:: Supplied material

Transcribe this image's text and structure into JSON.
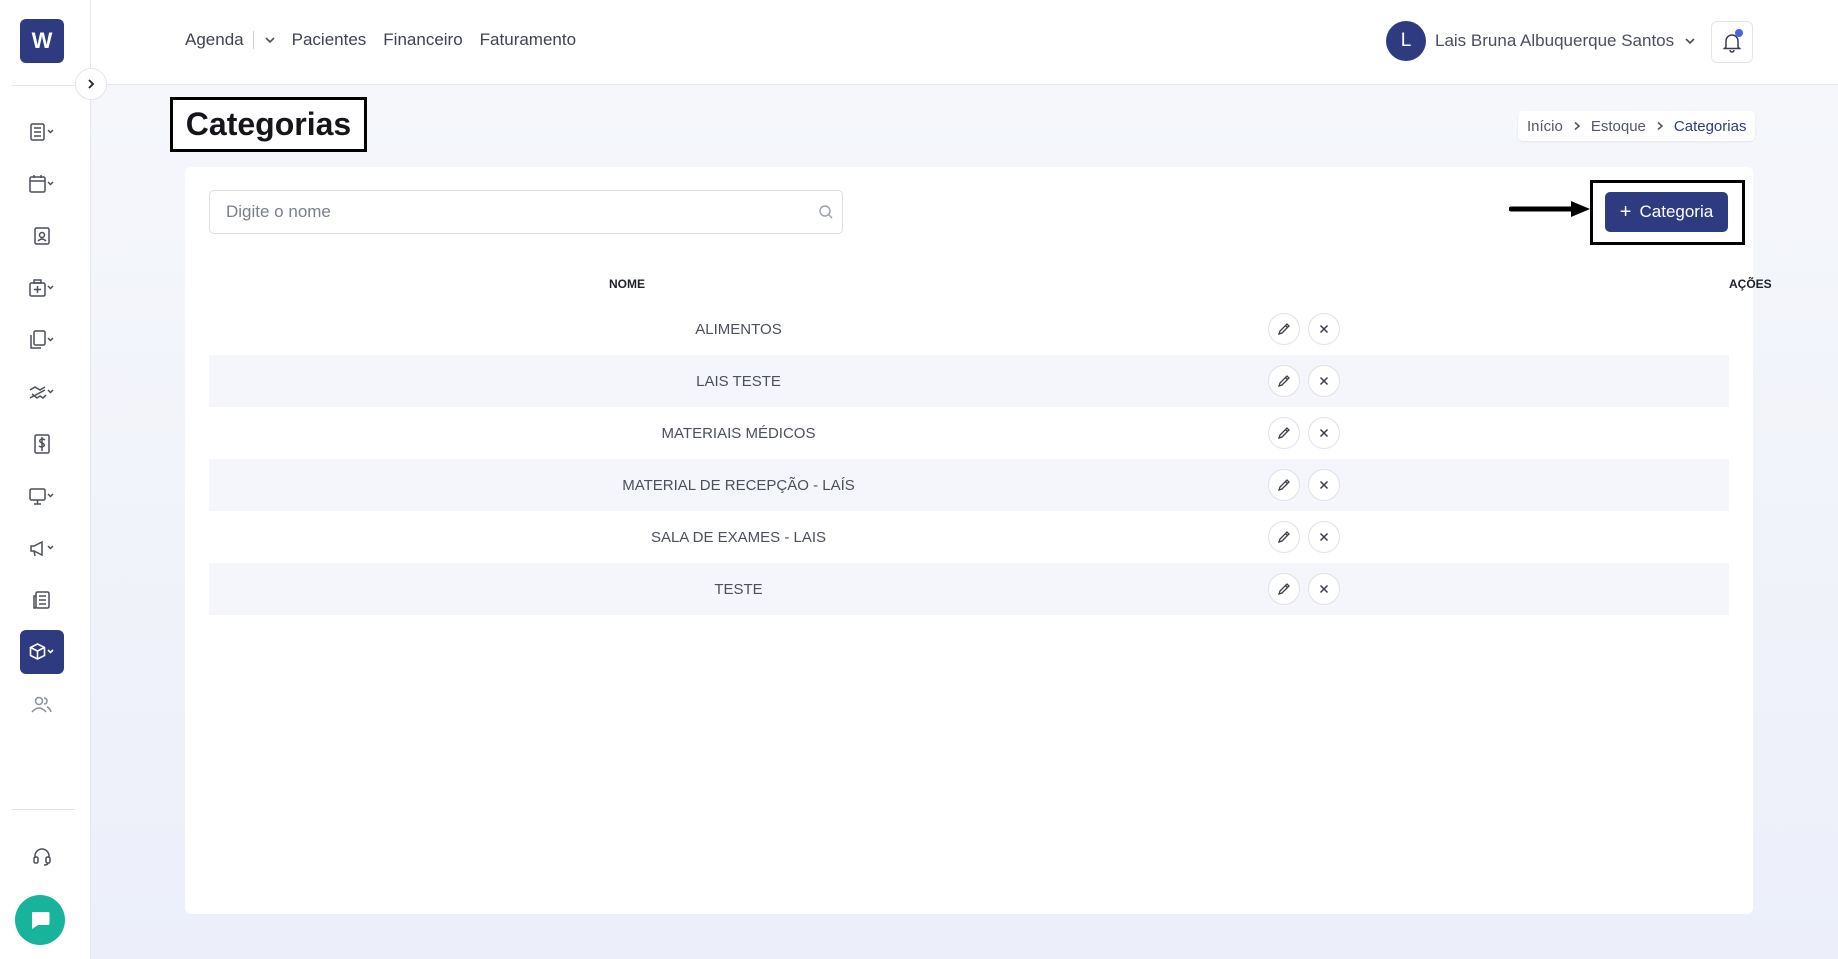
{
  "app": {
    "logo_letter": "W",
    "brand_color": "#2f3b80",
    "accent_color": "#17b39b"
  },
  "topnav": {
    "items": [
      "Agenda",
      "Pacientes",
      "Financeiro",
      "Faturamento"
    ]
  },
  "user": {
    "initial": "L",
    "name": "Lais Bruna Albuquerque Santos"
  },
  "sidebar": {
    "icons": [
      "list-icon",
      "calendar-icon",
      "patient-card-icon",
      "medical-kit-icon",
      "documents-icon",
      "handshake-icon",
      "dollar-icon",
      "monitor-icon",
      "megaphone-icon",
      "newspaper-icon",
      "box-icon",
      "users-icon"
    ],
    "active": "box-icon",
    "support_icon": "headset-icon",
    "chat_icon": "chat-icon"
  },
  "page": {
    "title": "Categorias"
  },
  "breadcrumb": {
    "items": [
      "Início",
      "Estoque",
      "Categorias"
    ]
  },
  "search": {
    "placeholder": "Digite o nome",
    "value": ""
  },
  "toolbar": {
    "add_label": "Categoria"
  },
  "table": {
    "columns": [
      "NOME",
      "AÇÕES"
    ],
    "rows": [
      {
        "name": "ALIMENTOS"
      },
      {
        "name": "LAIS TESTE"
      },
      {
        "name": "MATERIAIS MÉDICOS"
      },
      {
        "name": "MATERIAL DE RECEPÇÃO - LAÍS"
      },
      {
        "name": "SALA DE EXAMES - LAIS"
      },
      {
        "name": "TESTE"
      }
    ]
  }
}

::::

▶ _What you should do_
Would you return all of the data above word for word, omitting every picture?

▶ _Solution_
Transcribe this image's text and structure into JSON.
{
  "app": {
    "logo_letter": "W",
    "brand_color": "#2f3b80",
    "accent_color": "#17b39b"
  },
  "topnav": {
    "items": [
      "Agenda",
      "Pacientes",
      "Financeiro",
      "Faturamento"
    ]
  },
  "user": {
    "initial": "L",
    "name": "Lais Bruna Albuquerque Santos"
  },
  "sidebar": {
    "icons": [
      "list-icon",
      "calendar-icon",
      "patient-card-icon",
      "medical-kit-icon",
      "documents-icon",
      "handshake-icon",
      "dollar-icon",
      "monitor-icon",
      "megaphone-icon",
      "newspaper-icon",
      "box-icon",
      "users-icon"
    ],
    "active": "box-icon",
    "support_icon": "headset-icon",
    "chat_icon": "chat-icon"
  },
  "page": {
    "title": "Categorias"
  },
  "breadcrumb": {
    "items": [
      "Início",
      "Estoque",
      "Categorias"
    ]
  },
  "search": {
    "placeholder": "Digite o nome",
    "value": ""
  },
  "toolbar": {
    "add_label": "Categoria"
  },
  "table": {
    "columns": [
      "NOME",
      "AÇÕES"
    ],
    "rows": [
      {
        "name": "ALIMENTOS"
      },
      {
        "name": "LAIS TESTE"
      },
      {
        "name": "MATERIAIS MÉDICOS"
      },
      {
        "name": "MATERIAL DE RECEPÇÃO - LAÍS"
      },
      {
        "name": "SALA DE EXAMES - LAIS"
      },
      {
        "name": "TESTE"
      }
    ]
  }
}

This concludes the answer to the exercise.